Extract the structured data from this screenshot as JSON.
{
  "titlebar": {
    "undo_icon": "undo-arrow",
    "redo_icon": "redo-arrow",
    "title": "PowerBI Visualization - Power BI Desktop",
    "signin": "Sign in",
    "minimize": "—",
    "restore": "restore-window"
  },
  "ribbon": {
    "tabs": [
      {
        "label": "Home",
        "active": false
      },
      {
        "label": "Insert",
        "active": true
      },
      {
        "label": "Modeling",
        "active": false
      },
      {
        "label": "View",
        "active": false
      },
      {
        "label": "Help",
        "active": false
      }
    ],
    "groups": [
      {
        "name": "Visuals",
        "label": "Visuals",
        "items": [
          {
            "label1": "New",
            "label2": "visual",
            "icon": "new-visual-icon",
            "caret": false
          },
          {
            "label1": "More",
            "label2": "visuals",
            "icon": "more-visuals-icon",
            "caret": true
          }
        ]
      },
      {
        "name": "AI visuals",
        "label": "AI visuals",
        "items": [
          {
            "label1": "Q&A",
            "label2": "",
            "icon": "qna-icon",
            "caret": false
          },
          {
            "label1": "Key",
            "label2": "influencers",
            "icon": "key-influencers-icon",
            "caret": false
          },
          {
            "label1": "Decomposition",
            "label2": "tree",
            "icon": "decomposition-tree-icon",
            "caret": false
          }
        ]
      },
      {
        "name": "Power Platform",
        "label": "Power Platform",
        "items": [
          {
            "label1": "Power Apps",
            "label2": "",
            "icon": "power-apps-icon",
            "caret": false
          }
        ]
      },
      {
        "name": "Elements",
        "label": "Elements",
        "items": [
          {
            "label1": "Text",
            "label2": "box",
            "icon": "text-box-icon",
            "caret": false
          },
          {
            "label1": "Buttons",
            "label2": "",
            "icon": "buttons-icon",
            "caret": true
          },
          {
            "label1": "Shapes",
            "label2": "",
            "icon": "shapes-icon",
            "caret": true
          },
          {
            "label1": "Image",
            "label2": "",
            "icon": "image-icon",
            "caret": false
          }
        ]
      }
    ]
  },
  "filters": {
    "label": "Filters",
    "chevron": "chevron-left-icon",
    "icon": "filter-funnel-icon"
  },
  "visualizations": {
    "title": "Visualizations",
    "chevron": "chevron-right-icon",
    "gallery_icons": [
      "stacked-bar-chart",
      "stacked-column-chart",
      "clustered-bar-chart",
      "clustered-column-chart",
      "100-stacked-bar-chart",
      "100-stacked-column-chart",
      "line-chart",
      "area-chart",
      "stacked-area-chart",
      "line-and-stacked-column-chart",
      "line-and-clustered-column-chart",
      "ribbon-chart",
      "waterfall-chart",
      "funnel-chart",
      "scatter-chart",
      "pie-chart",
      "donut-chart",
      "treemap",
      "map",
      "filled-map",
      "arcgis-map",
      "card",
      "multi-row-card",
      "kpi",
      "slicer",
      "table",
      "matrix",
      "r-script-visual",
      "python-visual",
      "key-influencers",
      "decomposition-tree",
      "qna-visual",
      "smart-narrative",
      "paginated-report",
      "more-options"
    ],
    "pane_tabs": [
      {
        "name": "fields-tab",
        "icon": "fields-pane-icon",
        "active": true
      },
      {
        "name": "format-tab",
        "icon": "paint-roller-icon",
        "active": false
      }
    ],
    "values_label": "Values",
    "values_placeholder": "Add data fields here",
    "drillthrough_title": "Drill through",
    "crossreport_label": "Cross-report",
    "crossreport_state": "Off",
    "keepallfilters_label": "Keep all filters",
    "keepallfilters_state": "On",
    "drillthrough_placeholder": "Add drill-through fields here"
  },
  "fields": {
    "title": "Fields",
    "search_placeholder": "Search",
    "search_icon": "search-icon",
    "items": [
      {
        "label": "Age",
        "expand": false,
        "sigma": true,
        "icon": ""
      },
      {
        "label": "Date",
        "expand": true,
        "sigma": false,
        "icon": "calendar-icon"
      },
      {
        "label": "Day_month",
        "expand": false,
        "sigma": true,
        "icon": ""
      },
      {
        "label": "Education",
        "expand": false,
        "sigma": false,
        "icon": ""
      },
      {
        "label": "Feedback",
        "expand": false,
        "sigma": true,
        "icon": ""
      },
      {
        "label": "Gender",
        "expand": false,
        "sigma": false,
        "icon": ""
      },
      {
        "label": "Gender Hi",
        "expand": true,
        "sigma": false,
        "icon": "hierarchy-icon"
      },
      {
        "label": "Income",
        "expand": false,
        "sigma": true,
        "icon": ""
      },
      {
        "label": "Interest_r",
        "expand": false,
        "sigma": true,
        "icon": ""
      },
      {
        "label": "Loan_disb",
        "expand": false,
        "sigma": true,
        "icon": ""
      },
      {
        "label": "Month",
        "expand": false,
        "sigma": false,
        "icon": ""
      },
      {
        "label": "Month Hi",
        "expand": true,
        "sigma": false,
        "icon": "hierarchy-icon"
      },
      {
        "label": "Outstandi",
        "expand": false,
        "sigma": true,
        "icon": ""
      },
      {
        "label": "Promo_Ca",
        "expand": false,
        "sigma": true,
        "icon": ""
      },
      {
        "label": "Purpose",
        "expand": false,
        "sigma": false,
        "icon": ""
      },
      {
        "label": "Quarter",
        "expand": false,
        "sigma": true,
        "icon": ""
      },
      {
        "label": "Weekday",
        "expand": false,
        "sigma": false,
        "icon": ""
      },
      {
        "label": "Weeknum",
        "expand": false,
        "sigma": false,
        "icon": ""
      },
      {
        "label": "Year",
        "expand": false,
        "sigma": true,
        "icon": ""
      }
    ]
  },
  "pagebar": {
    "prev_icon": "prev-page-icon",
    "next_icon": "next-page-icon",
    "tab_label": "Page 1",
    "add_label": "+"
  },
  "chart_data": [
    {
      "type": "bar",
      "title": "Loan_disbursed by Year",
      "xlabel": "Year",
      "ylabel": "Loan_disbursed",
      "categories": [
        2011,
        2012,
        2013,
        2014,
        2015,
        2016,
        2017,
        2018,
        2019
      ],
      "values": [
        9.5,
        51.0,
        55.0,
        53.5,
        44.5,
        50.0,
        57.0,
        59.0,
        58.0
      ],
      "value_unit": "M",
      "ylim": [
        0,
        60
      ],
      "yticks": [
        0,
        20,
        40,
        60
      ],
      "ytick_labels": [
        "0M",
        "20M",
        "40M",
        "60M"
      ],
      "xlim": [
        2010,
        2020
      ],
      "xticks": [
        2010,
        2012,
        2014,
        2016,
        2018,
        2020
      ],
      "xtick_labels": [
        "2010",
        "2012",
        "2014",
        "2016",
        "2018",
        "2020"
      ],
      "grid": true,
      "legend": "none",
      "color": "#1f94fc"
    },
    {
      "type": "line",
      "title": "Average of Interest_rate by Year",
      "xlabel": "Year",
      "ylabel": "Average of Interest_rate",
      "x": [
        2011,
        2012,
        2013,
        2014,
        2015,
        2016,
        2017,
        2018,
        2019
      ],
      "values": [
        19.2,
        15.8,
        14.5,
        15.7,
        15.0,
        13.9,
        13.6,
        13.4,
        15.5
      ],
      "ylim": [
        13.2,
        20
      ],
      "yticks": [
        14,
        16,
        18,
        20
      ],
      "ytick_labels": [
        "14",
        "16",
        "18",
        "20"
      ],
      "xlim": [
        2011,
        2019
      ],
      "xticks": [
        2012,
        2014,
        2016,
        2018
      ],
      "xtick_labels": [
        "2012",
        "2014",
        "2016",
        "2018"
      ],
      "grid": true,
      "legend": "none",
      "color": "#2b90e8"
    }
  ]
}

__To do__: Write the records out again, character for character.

__Response__:
Extract the structured data from this screenshot as JSON.
{
  "titlebar": {
    "undo_icon": "undo-arrow",
    "redo_icon": "redo-arrow",
    "title": "PowerBI Visualization - Power BI Desktop",
    "signin": "Sign in",
    "minimize": "—",
    "restore": "restore-window"
  },
  "ribbon": {
    "tabs": [
      {
        "label": "Home",
        "active": false
      },
      {
        "label": "Insert",
        "active": true
      },
      {
        "label": "Modeling",
        "active": false
      },
      {
        "label": "View",
        "active": false
      },
      {
        "label": "Help",
        "active": false
      }
    ],
    "groups": [
      {
        "name": "Visuals",
        "label": "Visuals",
        "items": [
          {
            "label1": "New",
            "label2": "visual",
            "icon": "new-visual-icon",
            "caret": false
          },
          {
            "label1": "More",
            "label2": "visuals",
            "icon": "more-visuals-icon",
            "caret": true
          }
        ]
      },
      {
        "name": "AI visuals",
        "label": "AI visuals",
        "items": [
          {
            "label1": "Q&A",
            "label2": "",
            "icon": "qna-icon",
            "caret": false
          },
          {
            "label1": "Key",
            "label2": "influencers",
            "icon": "key-influencers-icon",
            "caret": false
          },
          {
            "label1": "Decomposition",
            "label2": "tree",
            "icon": "decomposition-tree-icon",
            "caret": false
          }
        ]
      },
      {
        "name": "Power Platform",
        "label": "Power Platform",
        "items": [
          {
            "label1": "Power Apps",
            "label2": "",
            "icon": "power-apps-icon",
            "caret": false
          }
        ]
      },
      {
        "name": "Elements",
        "label": "Elements",
        "items": [
          {
            "label1": "Text",
            "label2": "box",
            "icon": "text-box-icon",
            "caret": false
          },
          {
            "label1": "Buttons",
            "label2": "",
            "icon": "buttons-icon",
            "caret": true
          },
          {
            "label1": "Shapes",
            "label2": "",
            "icon": "shapes-icon",
            "caret": true
          },
          {
            "label1": "Image",
            "label2": "",
            "icon": "image-icon",
            "caret": false
          }
        ]
      }
    ]
  },
  "filters": {
    "label": "Filters",
    "chevron": "chevron-left-icon",
    "icon": "filter-funnel-icon"
  },
  "visualizations": {
    "title": "Visualizations",
    "chevron": "chevron-right-icon",
    "gallery_icons": [
      "stacked-bar-chart",
      "stacked-column-chart",
      "clustered-bar-chart",
      "clustered-column-chart",
      "100-stacked-bar-chart",
      "100-stacked-column-chart",
      "line-chart",
      "area-chart",
      "stacked-area-chart",
      "line-and-stacked-column-chart",
      "line-and-clustered-column-chart",
      "ribbon-chart",
      "waterfall-chart",
      "funnel-chart",
      "scatter-chart",
      "pie-chart",
      "donut-chart",
      "treemap",
      "map",
      "filled-map",
      "arcgis-map",
      "card",
      "multi-row-card",
      "kpi",
      "slicer",
      "table",
      "matrix",
      "r-script-visual",
      "python-visual",
      "key-influencers",
      "decomposition-tree",
      "qna-visual",
      "smart-narrative",
      "paginated-report",
      "more-options"
    ],
    "pane_tabs": [
      {
        "name": "fields-tab",
        "icon": "fields-pane-icon",
        "active": true
      },
      {
        "name": "format-tab",
        "icon": "paint-roller-icon",
        "active": false
      }
    ],
    "values_label": "Values",
    "values_placeholder": "Add data fields here",
    "drillthrough_title": "Drill through",
    "crossreport_label": "Cross-report",
    "crossreport_state": "Off",
    "keepallfilters_label": "Keep all filters",
    "keepallfilters_state": "On",
    "drillthrough_placeholder": "Add drill-through fields here"
  },
  "fields": {
    "title": "Fields",
    "search_placeholder": "Search",
    "search_icon": "search-icon",
    "items": [
      {
        "label": "Age",
        "expand": false,
        "sigma": true,
        "icon": ""
      },
      {
        "label": "Date",
        "expand": true,
        "sigma": false,
        "icon": "calendar-icon"
      },
      {
        "label": "Day_month",
        "expand": false,
        "sigma": true,
        "icon": ""
      },
      {
        "label": "Education",
        "expand": false,
        "sigma": false,
        "icon": ""
      },
      {
        "label": "Feedback",
        "expand": false,
        "sigma": true,
        "icon": ""
      },
      {
        "label": "Gender",
        "expand": false,
        "sigma": false,
        "icon": ""
      },
      {
        "label": "Gender Hi",
        "expand": true,
        "sigma": false,
        "icon": "hierarchy-icon"
      },
      {
        "label": "Income",
        "expand": false,
        "sigma": true,
        "icon": ""
      },
      {
        "label": "Interest_r",
        "expand": false,
        "sigma": true,
        "icon": ""
      },
      {
        "label": "Loan_disb",
        "expand": false,
        "sigma": true,
        "icon": ""
      },
      {
        "label": "Month",
        "expand": false,
        "sigma": false,
        "icon": ""
      },
      {
        "label": "Month Hi",
        "expand": true,
        "sigma": false,
        "icon": "hierarchy-icon"
      },
      {
        "label": "Outstandi",
        "expand": false,
        "sigma": true,
        "icon": ""
      },
      {
        "label": "Promo_Ca",
        "expand": false,
        "sigma": true,
        "icon": ""
      },
      {
        "label": "Purpose",
        "expand": false,
        "sigma": false,
        "icon": ""
      },
      {
        "label": "Quarter",
        "expand": false,
        "sigma": true,
        "icon": ""
      },
      {
        "label": "Weekday",
        "expand": false,
        "sigma": false,
        "icon": ""
      },
      {
        "label": "Weeknum",
        "expand": false,
        "sigma": false,
        "icon": ""
      },
      {
        "label": "Year",
        "expand": false,
        "sigma": true,
        "icon": ""
      }
    ]
  },
  "pagebar": {
    "prev_icon": "prev-page-icon",
    "next_icon": "next-page-icon",
    "tab_label": "Page 1",
    "add_label": "+"
  },
  "chart_data": [
    {
      "type": "bar",
      "title": "Loan_disbursed by Year",
      "xlabel": "Year",
      "ylabel": "Loan_disbursed",
      "categories": [
        2011,
        2012,
        2013,
        2014,
        2015,
        2016,
        2017,
        2018,
        2019
      ],
      "values": [
        9.5,
        51.0,
        55.0,
        53.5,
        44.5,
        50.0,
        57.0,
        59.0,
        58.0
      ],
      "value_unit": "M",
      "ylim": [
        0,
        60
      ],
      "yticks": [
        0,
        20,
        40,
        60
      ],
      "ytick_labels": [
        "0M",
        "20M",
        "40M",
        "60M"
      ],
      "xlim": [
        2010,
        2020
      ],
      "xticks": [
        2010,
        2012,
        2014,
        2016,
        2018,
        2020
      ],
      "xtick_labels": [
        "2010",
        "2012",
        "2014",
        "2016",
        "2018",
        "2020"
      ],
      "grid": true,
      "legend": "none",
      "color": "#1f94fc"
    },
    {
      "type": "line",
      "title": "Average of Interest_rate by Year",
      "xlabel": "Year",
      "ylabel": "Average of Interest_rate",
      "x": [
        2011,
        2012,
        2013,
        2014,
        2015,
        2016,
        2017,
        2018,
        2019
      ],
      "values": [
        19.2,
        15.8,
        14.5,
        15.7,
        15.0,
        13.9,
        13.6,
        13.4,
        15.5
      ],
      "ylim": [
        13.2,
        20
      ],
      "yticks": [
        14,
        16,
        18,
        20
      ],
      "ytick_labels": [
        "14",
        "16",
        "18",
        "20"
      ],
      "xlim": [
        2011,
        2019
      ],
      "xticks": [
        2012,
        2014,
        2016,
        2018
      ],
      "xtick_labels": [
        "2012",
        "2014",
        "2016",
        "2018"
      ],
      "grid": true,
      "legend": "none",
      "color": "#2b90e8"
    }
  ]
}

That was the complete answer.